*WHAT IS BEING ASKED*.
Once the pictures are set aside, copy everything else in the records exactly.

*DATA FOR ANALYSIS*.

____________________

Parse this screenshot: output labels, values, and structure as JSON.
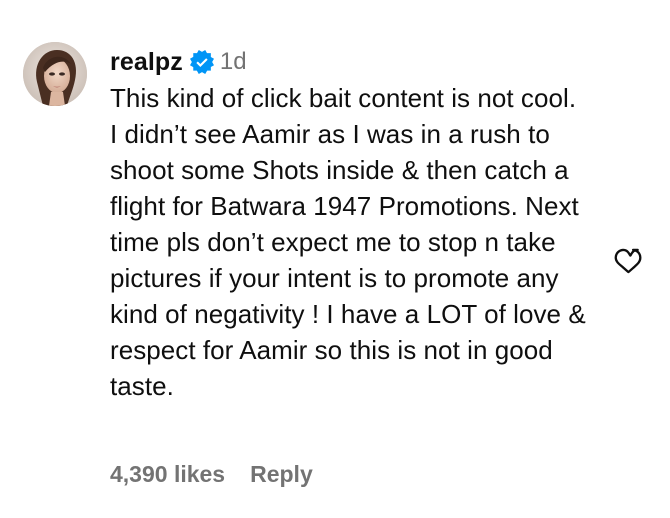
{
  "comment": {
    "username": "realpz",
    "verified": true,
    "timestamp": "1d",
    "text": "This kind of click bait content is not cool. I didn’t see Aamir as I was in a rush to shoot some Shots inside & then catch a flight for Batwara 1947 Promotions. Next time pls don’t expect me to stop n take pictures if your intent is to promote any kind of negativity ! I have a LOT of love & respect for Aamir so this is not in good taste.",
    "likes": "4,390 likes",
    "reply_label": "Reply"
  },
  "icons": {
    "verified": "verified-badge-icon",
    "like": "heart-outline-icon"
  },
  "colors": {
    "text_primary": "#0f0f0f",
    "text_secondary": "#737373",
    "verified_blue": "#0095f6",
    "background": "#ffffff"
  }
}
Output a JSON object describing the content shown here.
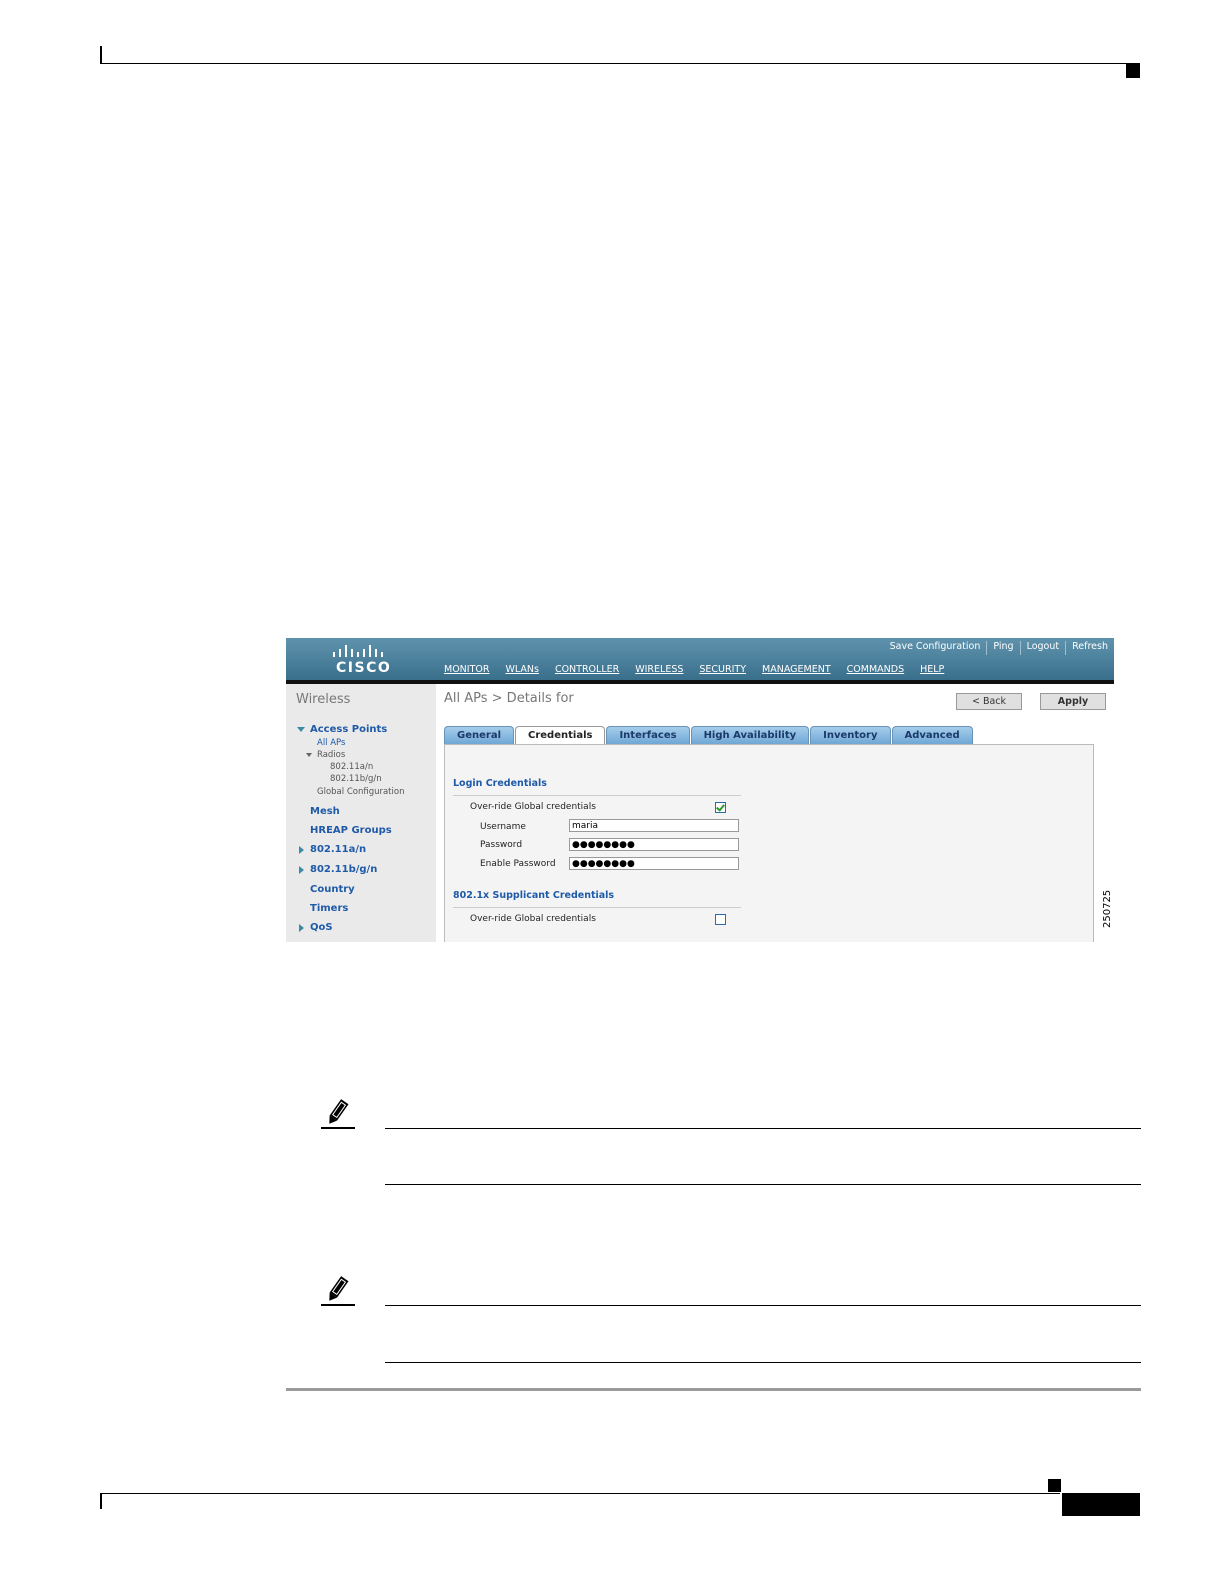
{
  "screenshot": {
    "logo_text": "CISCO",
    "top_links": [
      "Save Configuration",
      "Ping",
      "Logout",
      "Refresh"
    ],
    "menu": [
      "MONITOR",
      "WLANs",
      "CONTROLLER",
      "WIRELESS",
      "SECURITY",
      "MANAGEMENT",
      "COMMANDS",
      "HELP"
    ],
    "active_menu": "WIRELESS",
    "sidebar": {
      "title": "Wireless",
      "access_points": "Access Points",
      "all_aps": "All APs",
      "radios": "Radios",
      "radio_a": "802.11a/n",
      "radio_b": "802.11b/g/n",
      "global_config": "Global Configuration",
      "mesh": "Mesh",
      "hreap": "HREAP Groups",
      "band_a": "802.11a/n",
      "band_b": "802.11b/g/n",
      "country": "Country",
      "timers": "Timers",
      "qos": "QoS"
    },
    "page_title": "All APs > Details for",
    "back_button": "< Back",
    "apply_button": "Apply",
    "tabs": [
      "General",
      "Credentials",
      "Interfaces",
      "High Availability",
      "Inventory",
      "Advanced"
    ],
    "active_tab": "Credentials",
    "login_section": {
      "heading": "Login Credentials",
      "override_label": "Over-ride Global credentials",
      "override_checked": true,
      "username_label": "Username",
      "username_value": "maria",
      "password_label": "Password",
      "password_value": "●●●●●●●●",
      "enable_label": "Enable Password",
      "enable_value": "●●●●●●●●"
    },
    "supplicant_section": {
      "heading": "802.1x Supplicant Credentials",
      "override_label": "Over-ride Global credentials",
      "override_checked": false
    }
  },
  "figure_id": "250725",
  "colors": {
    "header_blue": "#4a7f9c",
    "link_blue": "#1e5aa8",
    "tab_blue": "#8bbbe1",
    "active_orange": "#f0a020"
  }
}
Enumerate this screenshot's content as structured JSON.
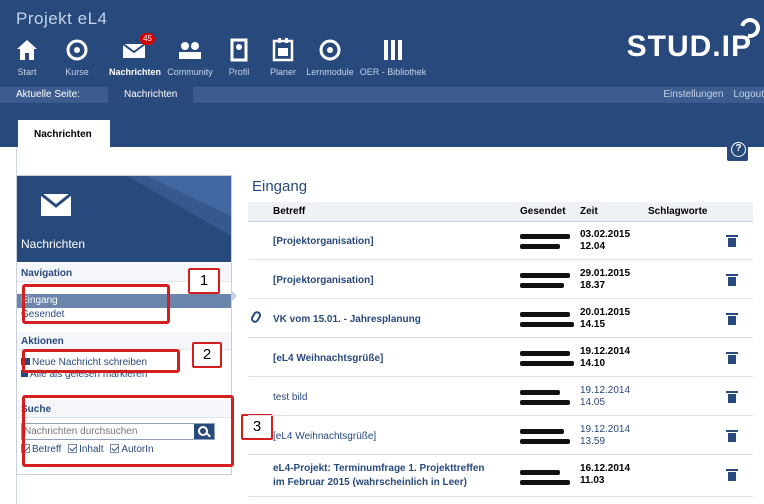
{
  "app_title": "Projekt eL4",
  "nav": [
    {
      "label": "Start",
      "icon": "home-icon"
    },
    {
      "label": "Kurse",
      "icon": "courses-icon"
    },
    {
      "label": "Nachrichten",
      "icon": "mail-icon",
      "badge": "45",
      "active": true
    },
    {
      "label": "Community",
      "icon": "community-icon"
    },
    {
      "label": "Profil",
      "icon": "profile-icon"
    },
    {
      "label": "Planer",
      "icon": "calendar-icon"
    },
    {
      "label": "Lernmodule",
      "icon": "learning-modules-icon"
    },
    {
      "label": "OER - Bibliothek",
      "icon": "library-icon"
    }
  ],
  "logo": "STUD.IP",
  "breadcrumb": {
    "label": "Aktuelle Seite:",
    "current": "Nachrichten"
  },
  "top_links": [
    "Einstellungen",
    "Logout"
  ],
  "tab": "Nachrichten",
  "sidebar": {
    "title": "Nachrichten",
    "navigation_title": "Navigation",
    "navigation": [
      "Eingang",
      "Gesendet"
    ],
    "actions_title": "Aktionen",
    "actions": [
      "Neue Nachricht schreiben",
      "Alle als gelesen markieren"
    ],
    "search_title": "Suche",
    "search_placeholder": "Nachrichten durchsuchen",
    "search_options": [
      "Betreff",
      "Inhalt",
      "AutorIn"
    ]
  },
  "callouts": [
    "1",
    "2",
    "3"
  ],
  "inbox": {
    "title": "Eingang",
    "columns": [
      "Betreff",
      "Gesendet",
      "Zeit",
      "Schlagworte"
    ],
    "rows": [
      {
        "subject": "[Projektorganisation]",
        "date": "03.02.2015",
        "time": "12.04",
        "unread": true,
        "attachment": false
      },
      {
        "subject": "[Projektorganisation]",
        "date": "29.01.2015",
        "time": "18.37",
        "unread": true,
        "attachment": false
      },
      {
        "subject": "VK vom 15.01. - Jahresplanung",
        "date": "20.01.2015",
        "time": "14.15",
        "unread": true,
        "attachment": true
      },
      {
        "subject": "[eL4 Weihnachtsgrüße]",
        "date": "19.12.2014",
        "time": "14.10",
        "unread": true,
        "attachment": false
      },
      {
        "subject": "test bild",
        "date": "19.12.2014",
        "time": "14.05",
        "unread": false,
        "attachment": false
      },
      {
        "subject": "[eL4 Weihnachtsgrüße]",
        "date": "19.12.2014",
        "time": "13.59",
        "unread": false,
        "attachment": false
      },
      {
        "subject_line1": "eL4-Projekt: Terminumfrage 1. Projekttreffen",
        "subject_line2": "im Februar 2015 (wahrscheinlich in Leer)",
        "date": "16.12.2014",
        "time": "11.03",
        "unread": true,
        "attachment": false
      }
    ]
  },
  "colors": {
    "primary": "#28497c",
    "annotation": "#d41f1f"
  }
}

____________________

*RESPONSE BOX*.
Parse this screenshot: output labels, values, and structure as JSON.
{
  "comment": {
    "username": "realpz",
    "verified": true,
    "timestamp": "1d",
    "text": "This kind of click bait content is not cool. I didn’t see Aamir as I was in a rush to shoot some Shots inside & then catch a flight for Batwara 1947 Promotions. Next time pls don’t expect me to stop n take pictures if your intent is to promote any kind of negativity ! I have a LOT of love & respect for Aamir so this is not in good taste.",
    "likes": "4,390 likes",
    "reply_label": "Reply"
  },
  "icons": {
    "verified": "verified-badge-icon",
    "like": "heart-outline-icon"
  },
  "colors": {
    "text_primary": "#0f0f0f",
    "text_secondary": "#737373",
    "verified_blue": "#0095f6",
    "background": "#ffffff"
  }
}
Output a JSON object describing the content shown here.
{
  "screenshot": {
    "logo_text": "CISCO",
    "top_links": [
      "Save Configuration",
      "Ping",
      "Logout",
      "Refresh"
    ],
    "menu": [
      "MONITOR",
      "WLANs",
      "CONTROLLER",
      "WIRELESS",
      "SECURITY",
      "MANAGEMENT",
      "COMMANDS",
      "HELP"
    ],
    "active_menu": "WIRELESS",
    "sidebar": {
      "title": "Wireless",
      "access_points": "Access Points",
      "all_aps": "All APs",
      "radios": "Radios",
      "radio_a": "802.11a/n",
      "radio_b": "802.11b/g/n",
      "global_config": "Global Configuration",
      "mesh": "Mesh",
      "hreap": "HREAP Groups",
      "band_a": "802.11a/n",
      "band_b": "802.11b/g/n",
      "country": "Country",
      "timers": "Timers",
      "qos": "QoS"
    },
    "page_title": "All APs > Details for",
    "back_button": "< Back",
    "apply_button": "Apply",
    "tabs": [
      "General",
      "Credentials",
      "Interfaces",
      "High Availability",
      "Inventory",
      "Advanced"
    ],
    "active_tab": "Credentials",
    "login_section": {
      "heading": "Login Credentials",
      "override_label": "Over-ride Global credentials",
      "override_checked": true,
      "username_label": "Username",
      "username_value": "maria",
      "password_label": "Password",
      "password_value": "●●●●●●●●",
      "enable_label": "Enable Password",
      "enable_value": "●●●●●●●●"
    },
    "supplicant_section": {
      "heading": "802.1x Supplicant Credentials",
      "override_label": "Over-ride Global credentials",
      "override_checked": false
    }
  },
  "figure_id": "250725",
  "colors": {
    "header_blue": "#4a7f9c",
    "link_blue": "#1e5aa8",
    "tab_blue": "#8bbbe1",
    "active_orange": "#f0a020"
  }
}
Enumerate this screenshot's content as structured JSON.
{
  "app_title": "Projekt eL4",
  "nav": [
    {
      "label": "Start",
      "icon": "home-icon"
    },
    {
      "label": "Kurse",
      "icon": "courses-icon"
    },
    {
      "label": "Nachrichten",
      "icon": "mail-icon",
      "badge": "45",
      "active": true
    },
    {
      "label": "Community",
      "icon": "community-icon"
    },
    {
      "label": "Profil",
      "icon": "profile-icon"
    },
    {
      "label": "Planer",
      "icon": "calendar-icon"
    },
    {
      "label": "Lernmodule",
      "icon": "learning-modules-icon"
    },
    {
      "label": "OER - Bibliothek",
      "icon": "library-icon"
    }
  ],
  "logo": "STUD.IP",
  "breadcrumb": {
    "label": "Aktuelle Seite:",
    "current": "Nachrichten"
  },
  "top_links": [
    "Einstellungen",
    "Logout"
  ],
  "tab": "Nachrichten",
  "sidebar": {
    "title": "Nachrichten",
    "navigation_title": "Navigation",
    "navigation": [
      "Eingang",
      "Gesendet"
    ],
    "actions_title": "Aktionen",
    "actions": [
      "Neue Nachricht schreiben",
      "Alle als gelesen markieren"
    ],
    "search_title": "Suche",
    "search_placeholder": "Nachrichten durchsuchen",
    "search_options": [
      "Betreff",
      "Inhalt",
      "AutorIn"
    ]
  },
  "callouts": [
    "1",
    "2",
    "3"
  ],
  "inbox": {
    "title": "Eingang",
    "columns": [
      "Betreff",
      "Gesendet",
      "Zeit",
      "Schlagworte"
    ],
    "rows": [
      {
        "subject": "[Projektorganisation]",
        "date": "03.02.2015",
        "time": "12.04",
        "unread": true,
        "attachment": false
      },
      {
        "subject": "[Projektorganisation]",
        "date": "29.01.2015",
        "time": "18.37",
        "unread": true,
        "attachment": false
      },
      {
        "subject": "VK vom 15.01. - Jahresplanung",
        "date": "20.01.2015",
        "time": "14.15",
        "unread": true,
        "attachment": true
      },
      {
        "subject": "[eL4 Weihnachtsgrüße]",
        "date": "19.12.2014",
        "time": "14.10",
        "unread": true,
        "attachment": false
      },
      {
        "subject": "test bild",
        "date": "19.12.2014",
        "time": "14.05",
        "unread": false,
        "attachment": false
      },
      {
        "subject": "[eL4 Weihnachtsgrüße]",
        "date": "19.12.2014",
        "time": "13.59",
        "unread": false,
        "attachment": false
      },
      {
        "subject_line1": "eL4-Projekt: Terminumfrage 1. Projekttreffen",
        "subject_line2": "im Februar 2015 (wahrscheinlich in Leer)",
        "date": "16.12.2014",
        "time": "11.03",
        "unread": true,
        "attachment": false
      }
    ]
  },
  "colors": {
    "primary": "#28497c",
    "annotation": "#d41f1f"
  }
}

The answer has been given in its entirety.